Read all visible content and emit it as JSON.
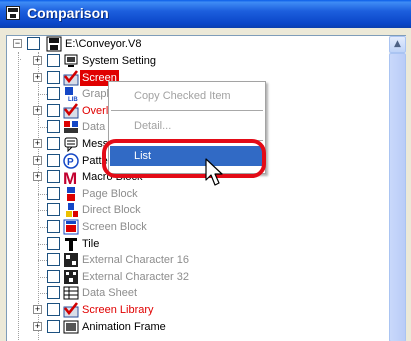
{
  "window": {
    "title": "Comparison"
  },
  "tree": {
    "root": {
      "label": "E:\\Conveyor.V8"
    },
    "items": [
      {
        "label": "System Setting",
        "style": "normal",
        "expand": true,
        "icon": "monitor-icon",
        "checked": false
      },
      {
        "label": "Screen",
        "style": "sel",
        "expand": true,
        "icon": "red-check-icon",
        "checked": true
      },
      {
        "label": "Graphic Library",
        "style": "gray",
        "expand": false,
        "icon": "library-icon",
        "checked": false
      },
      {
        "label": "Overlap Library",
        "style": "red",
        "expand": true,
        "icon": "red-check-icon",
        "checked": true
      },
      {
        "label": "Data Block",
        "style": "gray",
        "expand": false,
        "icon": "data-block-icon",
        "checked": false
      },
      {
        "label": "Message",
        "style": "normal",
        "expand": true,
        "icon": "message-icon",
        "checked": false
      },
      {
        "label": "Pattern",
        "style": "normal",
        "expand": true,
        "icon": "pattern-icon",
        "checked": false
      },
      {
        "label": "Macro Block",
        "style": "normal",
        "expand": true,
        "icon": "macro-icon",
        "checked": false
      },
      {
        "label": "Page Block",
        "style": "gray",
        "expand": false,
        "icon": "page-block-icon",
        "checked": false
      },
      {
        "label": "Direct Block",
        "style": "gray",
        "expand": false,
        "icon": "direct-block-icon",
        "checked": false
      },
      {
        "label": "Screen Block",
        "style": "gray",
        "expand": false,
        "icon": "screen-block-icon",
        "checked": false
      },
      {
        "label": "Tile",
        "style": "normal",
        "expand": false,
        "icon": "tile-icon",
        "checked": false
      },
      {
        "label": "External Character 16",
        "style": "gray",
        "expand": false,
        "icon": "ext-char-16-icon",
        "checked": false
      },
      {
        "label": "External Character 32",
        "style": "gray",
        "expand": false,
        "icon": "ext-char-32-icon",
        "checked": false
      },
      {
        "label": "Data Sheet",
        "style": "gray",
        "expand": false,
        "icon": "data-sheet-icon",
        "checked": false
      },
      {
        "label": "Screen Library",
        "style": "red",
        "expand": true,
        "icon": "red-check-icon",
        "checked": true
      },
      {
        "label": "Animation Frame",
        "style": "normal",
        "expand": true,
        "icon": "animation-icon",
        "checked": false
      }
    ]
  },
  "context_menu": {
    "copy_checked_item": "Copy Checked Item",
    "detail": "Detail...",
    "list": "List"
  },
  "colors": {
    "accent": "#316ac5",
    "highlight_ring": "#e30b17",
    "changed_text": "#e00000"
  }
}
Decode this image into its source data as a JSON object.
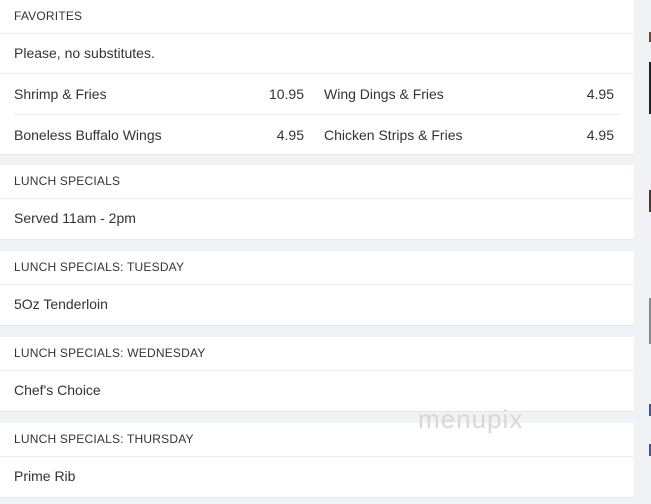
{
  "favorites": {
    "title": "FAVORITES",
    "note": "Please, no substitutes.",
    "rows": [
      [
        {
          "name": "Shrimp & Fries",
          "price": "10.95"
        },
        {
          "name": "Wing Dings & Fries",
          "price": "4.95"
        }
      ],
      [
        {
          "name": "Boneless Buffalo Wings",
          "price": "4.95"
        },
        {
          "name": "Chicken Strips & Fries",
          "price": "4.95"
        }
      ]
    ]
  },
  "lunch_specials": {
    "title": "LUNCH SPECIALS",
    "item": "Served 11am - 2pm"
  },
  "tuesday": {
    "title": "LUNCH SPECIALS: TUESDAY",
    "item": "5Oz Tenderloin"
  },
  "wednesday": {
    "title": "LUNCH SPECIALS: WEDNESDAY",
    "item": "Chef's Choice"
  },
  "thursday": {
    "title": "LUNCH SPECIALS: THURSDAY",
    "item": "Prime Rib"
  },
  "watermark": "menupix"
}
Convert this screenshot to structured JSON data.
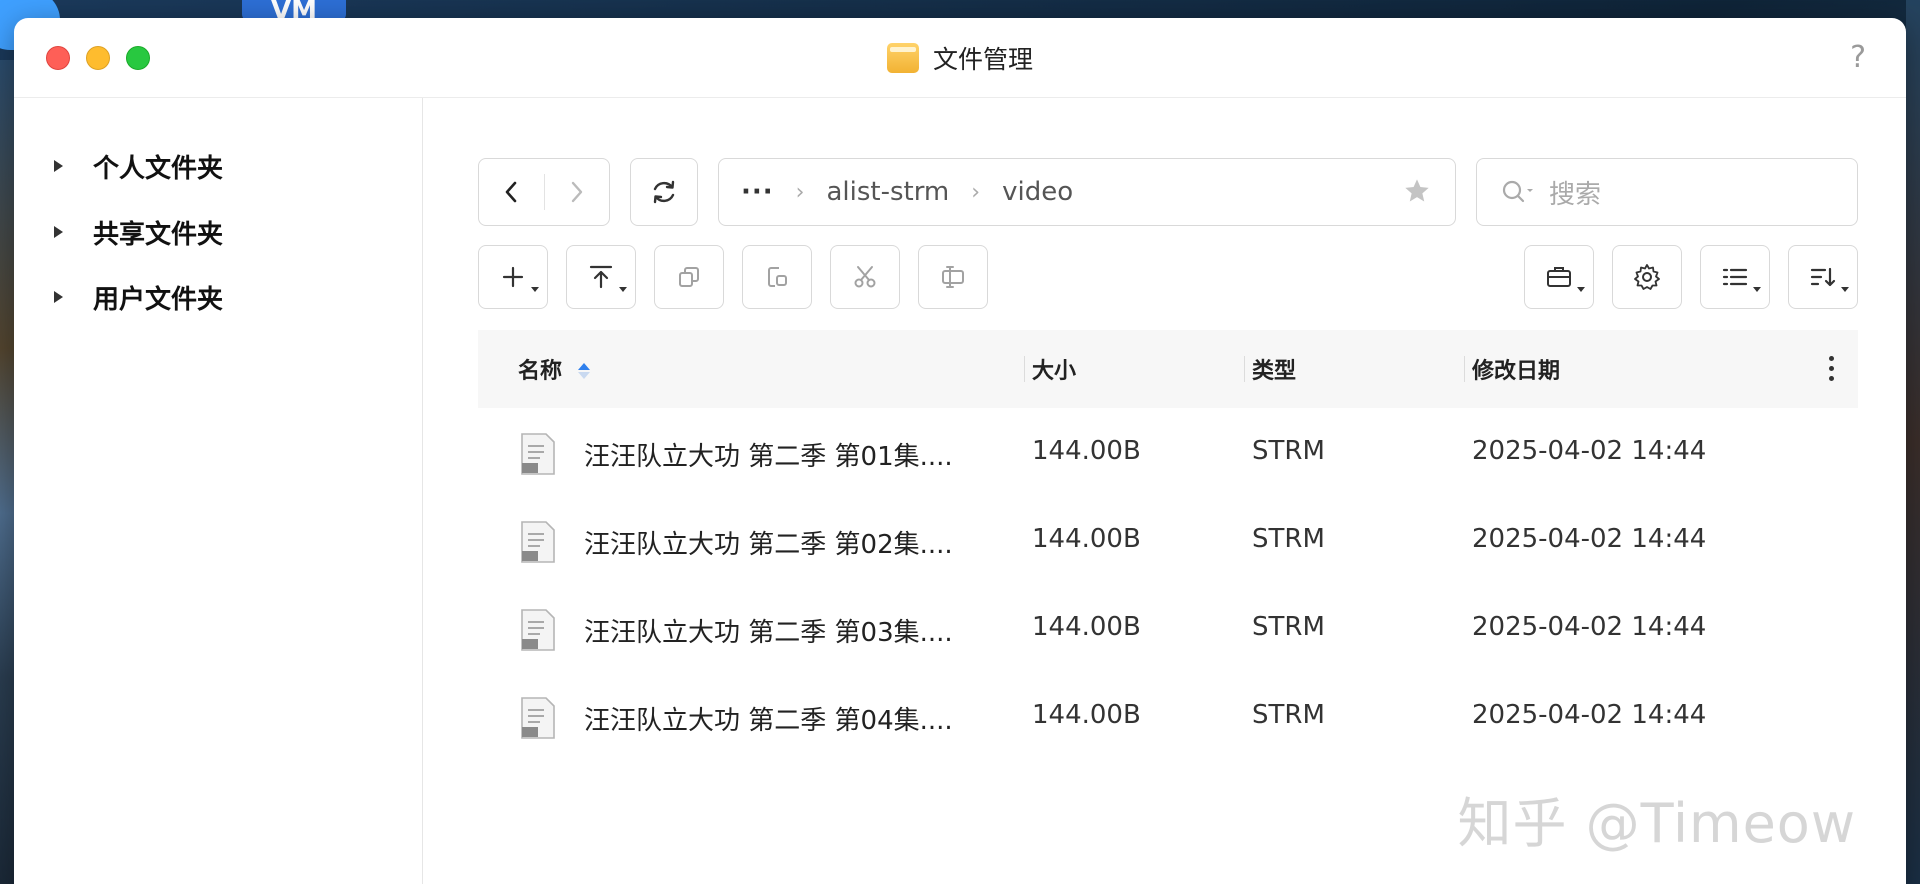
{
  "desktop": {
    "vm_label": "VM"
  },
  "window": {
    "title": "文件管理",
    "help": "?"
  },
  "sidebar": {
    "items": [
      {
        "label": "个人文件夹"
      },
      {
        "label": "共享文件夹"
      },
      {
        "label": "用户文件夹"
      }
    ]
  },
  "path": {
    "dots": "···",
    "crumbs": [
      "alist-strm",
      "video"
    ]
  },
  "search": {
    "placeholder": "搜索"
  },
  "table": {
    "columns": {
      "name": "名称",
      "size": "大小",
      "type": "类型",
      "modified": "修改日期"
    },
    "rows": [
      {
        "name": "汪汪队立大功 第二季 第01集....",
        "size": "144.00B",
        "type": "STRM",
        "modified": "2025-04-02 14:44"
      },
      {
        "name": "汪汪队立大功 第二季 第02集....",
        "size": "144.00B",
        "type": "STRM",
        "modified": "2025-04-02 14:44"
      },
      {
        "name": "汪汪队立大功 第二季 第03集....",
        "size": "144.00B",
        "type": "STRM",
        "modified": "2025-04-02 14:44"
      },
      {
        "name": "汪汪队立大功 第二季 第04集....",
        "size": "144.00B",
        "type": "STRM",
        "modified": "2025-04-02 14:44"
      }
    ]
  },
  "watermark": "知乎 @Timeow",
  "colors": {
    "accent": "#2f80ed",
    "close": "#fe5f57",
    "minimize": "#febc2e",
    "maximize": "#28c840"
  },
  "icons": [
    "back-icon",
    "forward-icon",
    "refresh-icon",
    "star-icon",
    "search-icon",
    "plus-icon",
    "upload-icon",
    "copy-icon",
    "paste-icon",
    "cut-icon",
    "rename-icon",
    "toolbox-icon",
    "gear-icon",
    "list-view-icon",
    "sort-icon",
    "file-icon"
  ]
}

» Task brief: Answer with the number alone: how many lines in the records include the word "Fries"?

» Response: 3